> Task to carry out: Because the material must be preserved as it stands, copy every line exactly.

> Data:
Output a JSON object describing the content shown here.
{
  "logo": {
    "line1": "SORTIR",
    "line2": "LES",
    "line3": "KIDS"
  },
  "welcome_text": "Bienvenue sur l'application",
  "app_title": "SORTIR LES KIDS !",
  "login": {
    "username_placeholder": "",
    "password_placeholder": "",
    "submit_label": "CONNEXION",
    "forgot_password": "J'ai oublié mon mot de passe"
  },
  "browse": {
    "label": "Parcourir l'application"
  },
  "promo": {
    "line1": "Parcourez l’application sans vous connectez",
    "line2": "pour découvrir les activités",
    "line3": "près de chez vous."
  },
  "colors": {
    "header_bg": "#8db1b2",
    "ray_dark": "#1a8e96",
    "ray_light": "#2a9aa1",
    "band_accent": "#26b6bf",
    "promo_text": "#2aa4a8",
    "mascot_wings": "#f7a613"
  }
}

> The completed task:
Output a JSON object describing the content shown here.
{
  "logo": {
    "line1": "SORTIR",
    "line2": "LES",
    "line3": "KIDS"
  },
  "welcome_text": "Bienvenue sur l'application",
  "app_title": "SORTIR LES KIDS !",
  "login": {
    "username_placeholder": "",
    "password_placeholder": "",
    "submit_label": "CONNEXION",
    "forgot_password": "J'ai oublié mon mot de passe"
  },
  "browse": {
    "label": "Parcourir l'application"
  },
  "promo": {
    "line1": "Parcourez l’application sans vous connectez",
    "line2": "pour découvrir les activités",
    "line3": "près de chez vous."
  },
  "colors": {
    "header_bg": "#8db1b2",
    "ray_dark": "#1a8e96",
    "ray_light": "#2a9aa1",
    "band_accent": "#26b6bf",
    "promo_text": "#2aa4a8",
    "mascot_wings": "#f7a613"
  }
}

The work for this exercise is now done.